* [ACTIVITY]: Your job is to copy all the entries precisely as they stand.

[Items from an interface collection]
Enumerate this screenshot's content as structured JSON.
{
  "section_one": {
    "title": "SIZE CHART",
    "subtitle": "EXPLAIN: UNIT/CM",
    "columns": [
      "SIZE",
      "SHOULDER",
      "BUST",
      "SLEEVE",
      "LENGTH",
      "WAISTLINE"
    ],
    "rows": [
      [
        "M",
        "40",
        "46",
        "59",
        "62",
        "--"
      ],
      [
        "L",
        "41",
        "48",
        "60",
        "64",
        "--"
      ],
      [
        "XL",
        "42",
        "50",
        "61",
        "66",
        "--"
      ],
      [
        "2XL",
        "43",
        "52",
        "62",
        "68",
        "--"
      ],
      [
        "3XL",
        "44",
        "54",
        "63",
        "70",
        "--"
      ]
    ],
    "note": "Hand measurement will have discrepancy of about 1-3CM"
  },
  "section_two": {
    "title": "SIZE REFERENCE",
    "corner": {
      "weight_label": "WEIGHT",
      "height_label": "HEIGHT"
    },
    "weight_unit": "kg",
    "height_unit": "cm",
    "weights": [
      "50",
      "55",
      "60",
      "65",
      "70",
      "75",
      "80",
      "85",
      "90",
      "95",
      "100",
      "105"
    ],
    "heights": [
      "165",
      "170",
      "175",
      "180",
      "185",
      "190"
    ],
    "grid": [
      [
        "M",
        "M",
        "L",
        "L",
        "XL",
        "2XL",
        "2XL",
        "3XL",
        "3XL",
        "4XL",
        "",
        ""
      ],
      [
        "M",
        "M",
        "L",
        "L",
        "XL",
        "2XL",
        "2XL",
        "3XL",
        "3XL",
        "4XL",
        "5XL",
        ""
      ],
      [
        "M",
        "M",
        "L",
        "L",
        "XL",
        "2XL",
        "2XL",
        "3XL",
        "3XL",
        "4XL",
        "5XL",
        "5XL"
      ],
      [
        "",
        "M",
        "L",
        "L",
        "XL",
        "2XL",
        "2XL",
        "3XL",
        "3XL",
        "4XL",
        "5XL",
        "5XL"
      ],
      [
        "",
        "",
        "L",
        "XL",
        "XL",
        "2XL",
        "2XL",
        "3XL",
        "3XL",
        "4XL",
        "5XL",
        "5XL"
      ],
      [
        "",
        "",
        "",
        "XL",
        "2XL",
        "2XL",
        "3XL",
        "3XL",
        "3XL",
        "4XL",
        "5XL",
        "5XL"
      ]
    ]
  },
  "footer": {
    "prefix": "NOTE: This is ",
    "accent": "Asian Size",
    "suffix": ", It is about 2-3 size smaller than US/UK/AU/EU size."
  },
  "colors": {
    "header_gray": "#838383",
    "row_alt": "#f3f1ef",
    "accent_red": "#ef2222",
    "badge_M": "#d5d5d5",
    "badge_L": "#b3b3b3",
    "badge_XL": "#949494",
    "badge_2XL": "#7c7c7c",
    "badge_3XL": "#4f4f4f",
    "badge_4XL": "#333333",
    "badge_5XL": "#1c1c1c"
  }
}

* [ANSWER FOR THIS EXERCISE]:
Enumerate this screenshot's content as structured JSON.
{
  "section_one": {
    "title": "SIZE CHART",
    "subtitle": "EXPLAIN: UNIT/CM",
    "columns": [
      "SIZE",
      "SHOULDER",
      "BUST",
      "SLEEVE",
      "LENGTH",
      "WAISTLINE"
    ],
    "rows": [
      [
        "M",
        "40",
        "46",
        "59",
        "62",
        "--"
      ],
      [
        "L",
        "41",
        "48",
        "60",
        "64",
        "--"
      ],
      [
        "XL",
        "42",
        "50",
        "61",
        "66",
        "--"
      ],
      [
        "2XL",
        "43",
        "52",
        "62",
        "68",
        "--"
      ],
      [
        "3XL",
        "44",
        "54",
        "63",
        "70",
        "--"
      ]
    ],
    "note": "Hand measurement will have discrepancy of about 1-3CM"
  },
  "section_two": {
    "title": "SIZE REFERENCE",
    "corner": {
      "weight_label": "WEIGHT",
      "height_label": "HEIGHT"
    },
    "weight_unit": "kg",
    "height_unit": "cm",
    "weights": [
      "50",
      "55",
      "60",
      "65",
      "70",
      "75",
      "80",
      "85",
      "90",
      "95",
      "100",
      "105"
    ],
    "heights": [
      "165",
      "170",
      "175",
      "180",
      "185",
      "190"
    ],
    "grid": [
      [
        "M",
        "M",
        "L",
        "L",
        "XL",
        "2XL",
        "2XL",
        "3XL",
        "3XL",
        "4XL",
        "",
        ""
      ],
      [
        "M",
        "M",
        "L",
        "L",
        "XL",
        "2XL",
        "2XL",
        "3XL",
        "3XL",
        "4XL",
        "5XL",
        ""
      ],
      [
        "M",
        "M",
        "L",
        "L",
        "XL",
        "2XL",
        "2XL",
        "3XL",
        "3XL",
        "4XL",
        "5XL",
        "5XL"
      ],
      [
        "",
        "M",
        "L",
        "L",
        "XL",
        "2XL",
        "2XL",
        "3XL",
        "3XL",
        "4XL",
        "5XL",
        "5XL"
      ],
      [
        "",
        "",
        "L",
        "XL",
        "XL",
        "2XL",
        "2XL",
        "3XL",
        "3XL",
        "4XL",
        "5XL",
        "5XL"
      ],
      [
        "",
        "",
        "",
        "XL",
        "2XL",
        "2XL",
        "3XL",
        "3XL",
        "3XL",
        "4XL",
        "5XL",
        "5XL"
      ]
    ]
  },
  "footer": {
    "prefix": "NOTE: This is ",
    "accent": "Asian Size",
    "suffix": ", It is about 2-3 size smaller than US/UK/AU/EU size."
  },
  "colors": {
    "header_gray": "#838383",
    "row_alt": "#f3f1ef",
    "accent_red": "#ef2222",
    "badge_M": "#d5d5d5",
    "badge_L": "#b3b3b3",
    "badge_XL": "#949494",
    "badge_2XL": "#7c7c7c",
    "badge_3XL": "#4f4f4f",
    "badge_4XL": "#333333",
    "badge_5XL": "#1c1c1c"
  }
}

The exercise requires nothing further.